- **How to complete this task**
Repeat each line of the data exactly as written.
*** Opening Source records ***
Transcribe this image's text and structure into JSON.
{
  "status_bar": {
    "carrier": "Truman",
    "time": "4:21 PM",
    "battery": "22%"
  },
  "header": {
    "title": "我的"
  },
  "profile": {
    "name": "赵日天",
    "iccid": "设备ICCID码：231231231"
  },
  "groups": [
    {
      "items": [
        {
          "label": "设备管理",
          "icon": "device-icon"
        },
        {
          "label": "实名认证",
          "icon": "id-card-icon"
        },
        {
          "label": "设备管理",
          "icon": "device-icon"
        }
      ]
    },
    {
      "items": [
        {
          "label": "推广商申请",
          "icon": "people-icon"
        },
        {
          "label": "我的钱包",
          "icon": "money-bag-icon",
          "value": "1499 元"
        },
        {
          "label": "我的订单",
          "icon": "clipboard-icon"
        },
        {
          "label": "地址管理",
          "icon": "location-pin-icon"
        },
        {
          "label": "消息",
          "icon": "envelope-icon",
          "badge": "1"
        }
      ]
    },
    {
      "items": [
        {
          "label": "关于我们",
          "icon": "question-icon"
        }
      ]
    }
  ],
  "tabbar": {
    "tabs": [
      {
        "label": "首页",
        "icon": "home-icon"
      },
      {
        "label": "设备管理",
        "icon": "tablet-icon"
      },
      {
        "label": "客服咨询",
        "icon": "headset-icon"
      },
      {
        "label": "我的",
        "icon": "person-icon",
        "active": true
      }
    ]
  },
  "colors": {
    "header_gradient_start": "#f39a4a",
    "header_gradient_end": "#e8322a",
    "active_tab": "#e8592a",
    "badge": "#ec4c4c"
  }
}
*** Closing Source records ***
- **Task output**
Transcribe this image's text and structure into JSON.
{
  "status_bar": {
    "carrier": "Truman",
    "time": "4:21 PM",
    "battery": "22%"
  },
  "header": {
    "title": "我的"
  },
  "profile": {
    "name": "赵日天",
    "iccid": "设备ICCID码：231231231"
  },
  "groups": [
    {
      "items": [
        {
          "label": "设备管理",
          "icon": "device-icon"
        },
        {
          "label": "实名认证",
          "icon": "id-card-icon"
        },
        {
          "label": "设备管理",
          "icon": "device-icon"
        }
      ]
    },
    {
      "items": [
        {
          "label": "推广商申请",
          "icon": "people-icon"
        },
        {
          "label": "我的钱包",
          "icon": "money-bag-icon",
          "value": "1499 元"
        },
        {
          "label": "我的订单",
          "icon": "clipboard-icon"
        },
        {
          "label": "地址管理",
          "icon": "location-pin-icon"
        },
        {
          "label": "消息",
          "icon": "envelope-icon",
          "badge": "1"
        }
      ]
    },
    {
      "items": [
        {
          "label": "关于我们",
          "icon": "question-icon"
        }
      ]
    }
  ],
  "tabbar": {
    "tabs": [
      {
        "label": "首页",
        "icon": "home-icon"
      },
      {
        "label": "设备管理",
        "icon": "tablet-icon"
      },
      {
        "label": "客服咨询",
        "icon": "headset-icon"
      },
      {
        "label": "我的",
        "icon": "person-icon",
        "active": true
      }
    ]
  },
  "colors": {
    "header_gradient_start": "#f39a4a",
    "header_gradient_end": "#e8322a",
    "active_tab": "#e8592a",
    "badge": "#ec4c4c"
  }
}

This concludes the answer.